Motivating Families into Shape
December 21, 2011
Hawaii recruiters Sgt. 1st Class Ernesto Gonzalez and Staff Sgt. Anthony Roy reached out to a local physician to see if she could motivate students to get in shape.
"I see students in my office that don't qualify for an Army enlistment because they do not pass the weight standards or the body fat percentage," said Roy, of the Pearlridge Recruiting Center. "I saw this as an opportunity to help with childhood obesity."
Roy, familiar with childhood obesity issues, heard about a program called Let's Move, with Dr. Theresa Y. Wee, from Waipahu, Hawaii. Wee started the program in January 2011 to help adolescents with weight and obesity problems. The program shows parents exercises they can perform with their children in less than 45 minutes, held every fourth Saturday. The main audiences are students who range from ages 10 to 16 and adult family members.

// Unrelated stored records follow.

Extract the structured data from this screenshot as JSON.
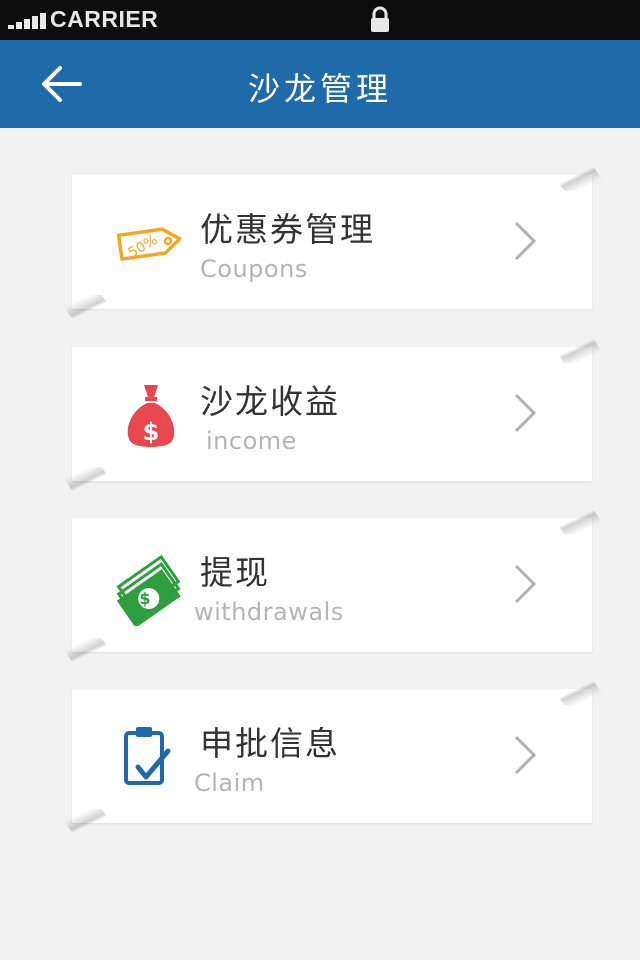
{
  "status_bar": {
    "carrier": "CARRIER"
  },
  "nav": {
    "title": "沙龙管理"
  },
  "menu": [
    {
      "title": "优惠券管理",
      "subtitle": "Coupons",
      "icon": "coupon-tag-icon",
      "icon_color": "#f5a623"
    },
    {
      "title": "沙龙收益",
      "subtitle": "income",
      "icon": "money-bag-icon",
      "icon_color": "#e8474f"
    },
    {
      "title": "提现",
      "subtitle": "withdrawals",
      "icon": "cash-stack-icon",
      "icon_color": "#2e9e3e"
    },
    {
      "title": "申批信息",
      "subtitle": "Claim",
      "icon": "clipboard-check-icon",
      "icon_color": "#1f6aa8"
    }
  ],
  "colors": {
    "nav_bg": "#1f6aa8",
    "page_bg": "#f2f2f2",
    "chevron": "#b0b0b8"
  }
}
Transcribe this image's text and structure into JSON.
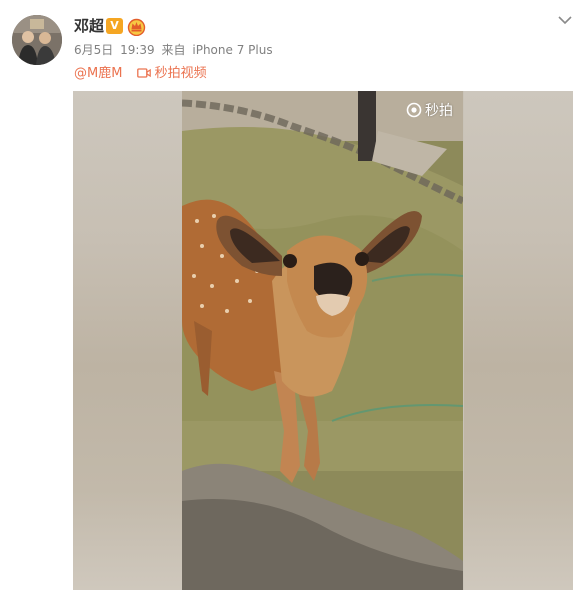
{
  "post": {
    "username": "邓超",
    "verified_badge": "V",
    "date": "6月5日",
    "time": "19:39",
    "source_prefix": "来自",
    "source_device": "iPhone 7 Plus",
    "mention": "@M鹿M",
    "video_link_label": "秒拍视频",
    "accent_color": "#eb7350"
  },
  "media": {
    "watermark": "秒拍",
    "subject": "deer"
  },
  "icons": {
    "verified": "verified-v-icon",
    "crown": "crown-badge-icon",
    "menu": "chevron-down-icon",
    "video": "video-camera-icon",
    "watermark": "miaopai-logo-icon"
  }
}
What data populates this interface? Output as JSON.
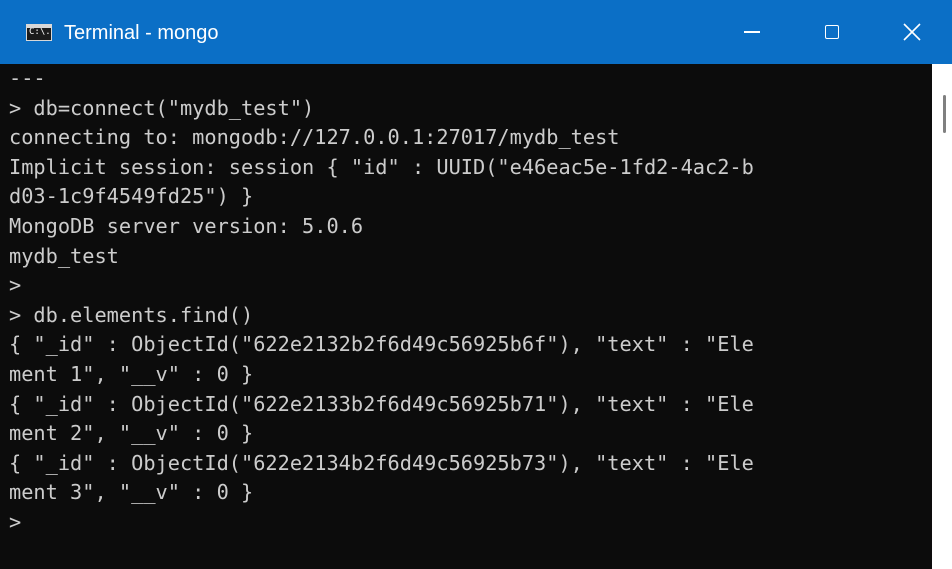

The program changed its name to Wee-PT in July when Roy discussed with Wee what he could bring to the table to assist with the program, such as the Army Pocket Physical Training Guide (RPI 237) as the foundation of the exercise portion of the four- stage process, along with what Wee calls "good, old-fashioned get-in-your-face attitude from the members of the Army."
The enthusiasm and energy that Roy and Gonzalez bring with them, along with the techniques used by the Army, really motivate the participants, according to Wee. What they do is different and so out of the norm of what everybody is used to.
"It's like a breath of fresh air," said Wee, adding that they make it fun for the families enrolled in the program, providing water bottles and T-shirts. "It really makes everybody feel like part of the team and not just on the team!"
When this program started it had eight families enrolled; it now has 13, with children ranging from 8 to 15 years old.
The four stages of Wee-PT are:
• Fruits and vegetables along with portion control.
• Healthy vs. non-healthy drinks and healthy alternatives.
• Physical training.
• Recap of the previous stages (almost like an after-action review).
Although she specializes in pediatrics, Wee requires the entire family to be involved in the Wee-PT program because proper eating habits and physical exercise need to be a part of everyday life, not just understanding it while at her office.
"As a doctor I feel it is my responsibility to educate those who need help, especially those with a weight problem because as you know it has become quite a big problem within the U.S., not to mention here in Hawaii. If I can help those who need help it reduces the risk of many other health issues associated with overweight and obesity."
Wee said the change in culture with today's technology has made people very sedentary. Between sitting at a computer for hours on end playing computer games, video games or texting and chatting with the use of social media, people are less active. There are positives with technology, but the negative has been a lack of adequate physical activity, according to Wee.
Wee said she would like to see the town of Waipahu at least know about the program and its schedule to enable them to use as a resource if needed to live a healthier life.
In addition to partnering with the Army, Wee would like to find more organizations to bring on the team to promote healthier lifestyles and help spread the word.
Partnering with the recruiters has been a great asset with the knowledge they have because they live a healthy lifestyle every day in order to stay fit and disciplined to answer the call to duty, according to Wee.
"I have had other medical organizations ask me, 'What are you doing differently to inspire interest in this type of program?' … I cannot really pinpoint what I am doing differently, but what I can say is that this is coming from my heart and I am completely passionate about what I feel is my obligation as a doctor."
Simply put, Wee's message to today's youth is, "Your health matters."
Roy said he is optimistic he can help Wee with the program for the good of the children and their future.